Website and app data records
☆ ☆ ☆
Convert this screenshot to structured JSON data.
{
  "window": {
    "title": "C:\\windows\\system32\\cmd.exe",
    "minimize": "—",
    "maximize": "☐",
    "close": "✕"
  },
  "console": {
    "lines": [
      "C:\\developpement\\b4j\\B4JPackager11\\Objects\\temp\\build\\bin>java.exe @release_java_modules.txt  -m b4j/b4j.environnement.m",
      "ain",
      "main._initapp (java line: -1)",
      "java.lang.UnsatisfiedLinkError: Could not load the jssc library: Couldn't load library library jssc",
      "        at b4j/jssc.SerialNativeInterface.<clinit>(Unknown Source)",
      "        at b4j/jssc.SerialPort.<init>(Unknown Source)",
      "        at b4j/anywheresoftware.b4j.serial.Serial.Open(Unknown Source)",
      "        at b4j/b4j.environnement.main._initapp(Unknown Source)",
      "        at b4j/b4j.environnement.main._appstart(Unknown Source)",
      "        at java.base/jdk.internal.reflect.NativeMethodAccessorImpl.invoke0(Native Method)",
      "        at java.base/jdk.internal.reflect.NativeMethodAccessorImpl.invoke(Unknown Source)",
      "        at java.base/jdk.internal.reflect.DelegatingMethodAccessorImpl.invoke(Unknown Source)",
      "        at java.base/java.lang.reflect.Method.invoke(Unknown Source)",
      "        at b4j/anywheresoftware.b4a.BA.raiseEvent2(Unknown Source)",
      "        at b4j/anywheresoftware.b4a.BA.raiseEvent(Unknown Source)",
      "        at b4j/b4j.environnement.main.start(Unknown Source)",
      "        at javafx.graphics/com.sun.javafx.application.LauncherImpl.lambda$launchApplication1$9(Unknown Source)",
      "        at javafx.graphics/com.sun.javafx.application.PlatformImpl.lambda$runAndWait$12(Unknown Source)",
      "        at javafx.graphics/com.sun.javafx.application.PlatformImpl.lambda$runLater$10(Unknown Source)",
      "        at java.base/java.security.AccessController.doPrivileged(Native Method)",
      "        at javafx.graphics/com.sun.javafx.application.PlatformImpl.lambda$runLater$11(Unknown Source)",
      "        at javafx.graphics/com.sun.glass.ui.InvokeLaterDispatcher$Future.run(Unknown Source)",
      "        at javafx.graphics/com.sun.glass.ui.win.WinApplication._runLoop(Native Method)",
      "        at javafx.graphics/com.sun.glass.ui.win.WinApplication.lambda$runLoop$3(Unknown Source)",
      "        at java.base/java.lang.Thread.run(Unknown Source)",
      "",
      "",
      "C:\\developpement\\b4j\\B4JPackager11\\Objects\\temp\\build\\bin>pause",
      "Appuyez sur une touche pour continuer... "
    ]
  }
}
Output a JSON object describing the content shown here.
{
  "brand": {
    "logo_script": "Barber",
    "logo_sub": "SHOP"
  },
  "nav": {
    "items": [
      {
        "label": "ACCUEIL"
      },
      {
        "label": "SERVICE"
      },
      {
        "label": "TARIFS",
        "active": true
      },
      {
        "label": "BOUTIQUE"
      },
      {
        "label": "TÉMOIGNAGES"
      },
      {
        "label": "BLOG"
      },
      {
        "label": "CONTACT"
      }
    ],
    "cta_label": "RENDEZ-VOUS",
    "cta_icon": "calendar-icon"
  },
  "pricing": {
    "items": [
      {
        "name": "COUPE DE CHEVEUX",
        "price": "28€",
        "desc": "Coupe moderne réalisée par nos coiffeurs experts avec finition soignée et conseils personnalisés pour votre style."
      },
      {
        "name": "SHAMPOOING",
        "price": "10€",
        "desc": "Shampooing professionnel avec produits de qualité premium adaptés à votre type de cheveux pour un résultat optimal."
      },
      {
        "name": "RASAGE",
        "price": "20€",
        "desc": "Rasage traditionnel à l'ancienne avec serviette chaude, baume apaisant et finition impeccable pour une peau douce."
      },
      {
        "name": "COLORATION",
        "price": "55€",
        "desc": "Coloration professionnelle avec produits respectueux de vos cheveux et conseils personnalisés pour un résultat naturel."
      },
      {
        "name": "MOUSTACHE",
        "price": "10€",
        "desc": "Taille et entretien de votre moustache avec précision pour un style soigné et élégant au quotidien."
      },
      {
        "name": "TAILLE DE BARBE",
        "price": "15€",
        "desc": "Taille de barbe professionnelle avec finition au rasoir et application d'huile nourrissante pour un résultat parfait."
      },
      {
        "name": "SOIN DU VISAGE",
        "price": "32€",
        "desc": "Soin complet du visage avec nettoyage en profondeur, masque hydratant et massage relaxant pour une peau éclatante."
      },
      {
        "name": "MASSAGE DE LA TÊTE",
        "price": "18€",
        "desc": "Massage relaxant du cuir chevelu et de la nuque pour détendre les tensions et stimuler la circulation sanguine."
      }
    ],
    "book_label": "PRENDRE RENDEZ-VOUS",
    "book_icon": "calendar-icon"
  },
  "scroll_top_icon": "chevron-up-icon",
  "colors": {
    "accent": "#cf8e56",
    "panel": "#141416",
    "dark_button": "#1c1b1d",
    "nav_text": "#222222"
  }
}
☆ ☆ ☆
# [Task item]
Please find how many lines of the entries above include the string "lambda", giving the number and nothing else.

# [Result of this task]
5